◆ **What the task requires**:
Show each line from the listing that includes the word "консолидации".

◆ **Available data**:
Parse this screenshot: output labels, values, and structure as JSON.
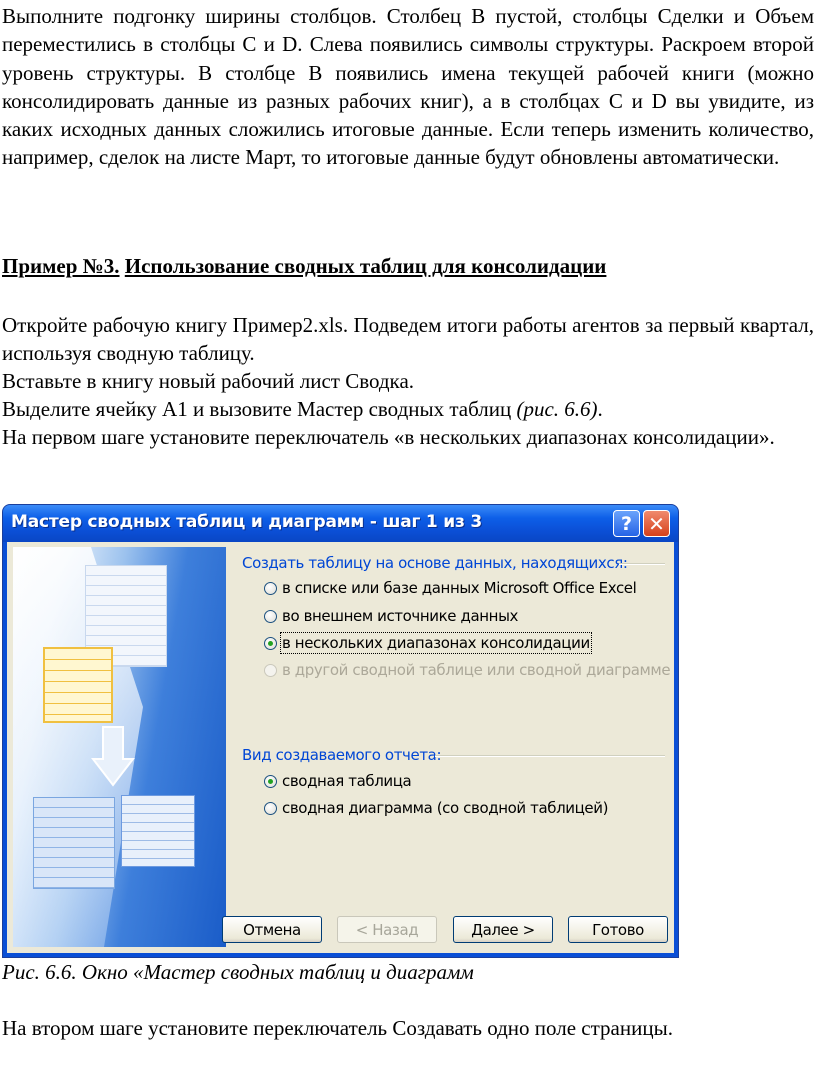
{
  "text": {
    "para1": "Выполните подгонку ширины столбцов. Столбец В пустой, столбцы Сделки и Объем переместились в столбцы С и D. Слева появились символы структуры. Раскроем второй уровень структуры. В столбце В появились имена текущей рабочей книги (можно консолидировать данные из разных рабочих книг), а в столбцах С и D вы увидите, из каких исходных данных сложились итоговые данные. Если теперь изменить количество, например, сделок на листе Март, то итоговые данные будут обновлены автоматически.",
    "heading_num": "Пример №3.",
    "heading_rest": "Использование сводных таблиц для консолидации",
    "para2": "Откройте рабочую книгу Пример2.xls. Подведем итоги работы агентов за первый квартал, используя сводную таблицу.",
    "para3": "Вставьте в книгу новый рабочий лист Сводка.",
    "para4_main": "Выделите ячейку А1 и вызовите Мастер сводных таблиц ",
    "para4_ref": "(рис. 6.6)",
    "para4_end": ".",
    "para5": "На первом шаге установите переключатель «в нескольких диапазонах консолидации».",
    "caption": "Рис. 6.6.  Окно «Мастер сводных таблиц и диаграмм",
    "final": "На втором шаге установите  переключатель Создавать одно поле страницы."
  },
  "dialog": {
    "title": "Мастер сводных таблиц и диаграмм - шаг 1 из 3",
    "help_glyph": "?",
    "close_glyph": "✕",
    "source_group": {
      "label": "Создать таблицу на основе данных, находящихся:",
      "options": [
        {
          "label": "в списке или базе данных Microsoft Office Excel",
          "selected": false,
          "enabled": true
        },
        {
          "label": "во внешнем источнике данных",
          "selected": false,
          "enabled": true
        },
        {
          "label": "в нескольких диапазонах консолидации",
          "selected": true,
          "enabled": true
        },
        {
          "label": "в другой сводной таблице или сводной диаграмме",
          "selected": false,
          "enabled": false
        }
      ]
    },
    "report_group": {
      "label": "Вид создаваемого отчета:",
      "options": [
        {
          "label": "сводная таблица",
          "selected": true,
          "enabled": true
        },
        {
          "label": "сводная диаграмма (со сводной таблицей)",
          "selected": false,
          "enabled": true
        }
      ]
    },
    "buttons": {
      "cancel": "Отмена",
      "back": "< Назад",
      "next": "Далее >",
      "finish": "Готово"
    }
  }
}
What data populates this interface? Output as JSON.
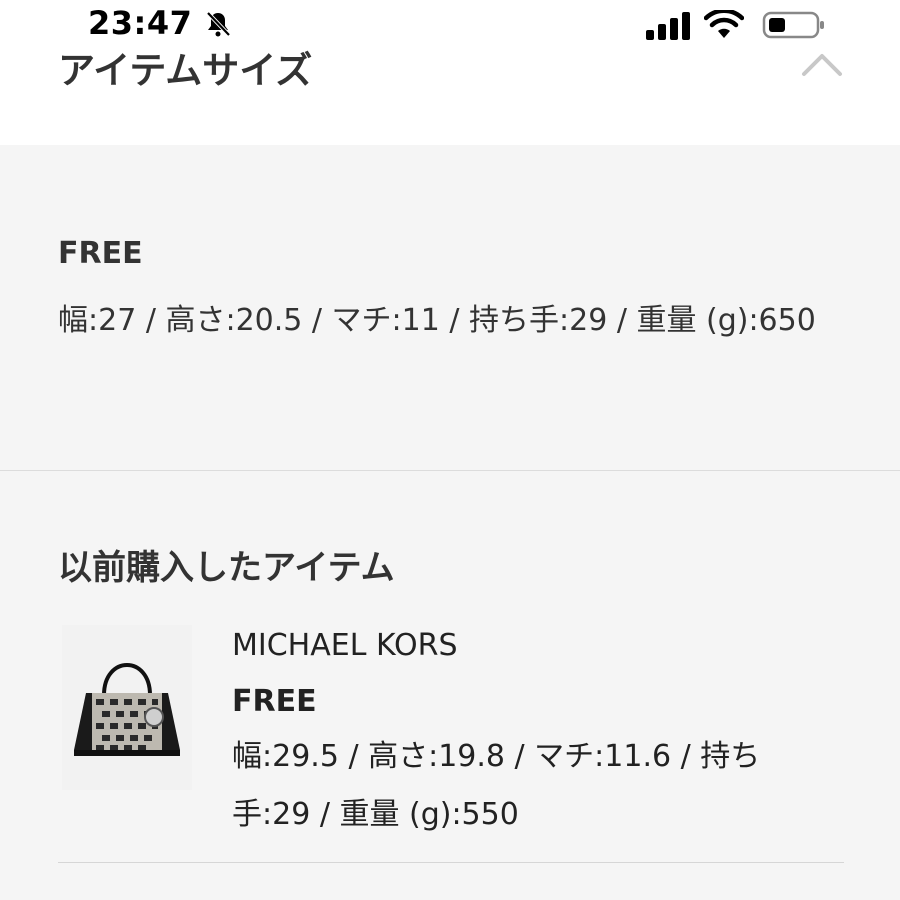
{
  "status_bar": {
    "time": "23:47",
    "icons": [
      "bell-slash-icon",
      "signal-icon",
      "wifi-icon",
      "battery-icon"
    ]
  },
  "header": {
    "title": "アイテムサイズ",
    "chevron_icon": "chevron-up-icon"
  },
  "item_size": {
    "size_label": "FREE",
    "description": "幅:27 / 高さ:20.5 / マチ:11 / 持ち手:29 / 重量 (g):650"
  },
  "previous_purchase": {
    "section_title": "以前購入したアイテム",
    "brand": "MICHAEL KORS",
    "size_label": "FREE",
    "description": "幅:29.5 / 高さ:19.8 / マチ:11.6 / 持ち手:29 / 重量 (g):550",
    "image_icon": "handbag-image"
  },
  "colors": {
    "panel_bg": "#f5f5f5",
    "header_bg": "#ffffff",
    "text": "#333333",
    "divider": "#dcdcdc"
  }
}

◆ **Written reply**:
    "heading_rest": "Использование сводных таблиц для консолидации",
    "para5": "На первом шаге установите переключатель «в нескольких диапазонах консолидации».",
          "label": "в нескольких диапазонах консолидации",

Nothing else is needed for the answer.